_Exercise aim_: Your response should contain each line of the data that includes "Respondents".

(Interface dataset entries)
····················

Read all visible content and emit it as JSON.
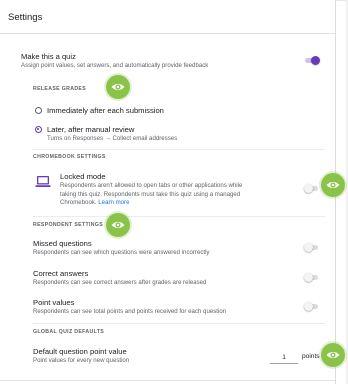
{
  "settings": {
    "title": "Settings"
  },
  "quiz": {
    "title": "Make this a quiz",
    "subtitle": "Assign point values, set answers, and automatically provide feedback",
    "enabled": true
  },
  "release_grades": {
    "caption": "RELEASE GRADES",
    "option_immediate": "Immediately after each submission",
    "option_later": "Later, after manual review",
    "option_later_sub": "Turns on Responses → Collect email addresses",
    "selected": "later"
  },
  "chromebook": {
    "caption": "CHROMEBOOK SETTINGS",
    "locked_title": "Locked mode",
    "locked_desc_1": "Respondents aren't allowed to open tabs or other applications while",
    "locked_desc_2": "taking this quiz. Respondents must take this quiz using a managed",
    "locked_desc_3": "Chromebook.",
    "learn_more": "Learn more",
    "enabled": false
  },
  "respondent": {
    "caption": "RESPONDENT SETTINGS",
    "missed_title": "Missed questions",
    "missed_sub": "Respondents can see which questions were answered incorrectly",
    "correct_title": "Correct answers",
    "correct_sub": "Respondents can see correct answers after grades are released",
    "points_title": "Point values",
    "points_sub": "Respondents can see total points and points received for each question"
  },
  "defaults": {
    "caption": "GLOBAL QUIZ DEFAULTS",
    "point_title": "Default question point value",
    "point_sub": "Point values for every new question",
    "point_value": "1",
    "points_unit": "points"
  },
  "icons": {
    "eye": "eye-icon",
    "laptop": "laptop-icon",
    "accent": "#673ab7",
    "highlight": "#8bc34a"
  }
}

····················

_Solution to this task_:
    "locked_desc_1": "Respondents aren't allowed to open tabs or other applications while",
    "locked_desc_2": "taking this quiz. Respondents must take this quiz using a managed",
    "missed_sub": "Respondents can see which questions were answered incorrectly",
    "correct_sub": "Respondents can see correct answers after grades are released",
    "points_sub": "Respondents can see total points and points received for each question"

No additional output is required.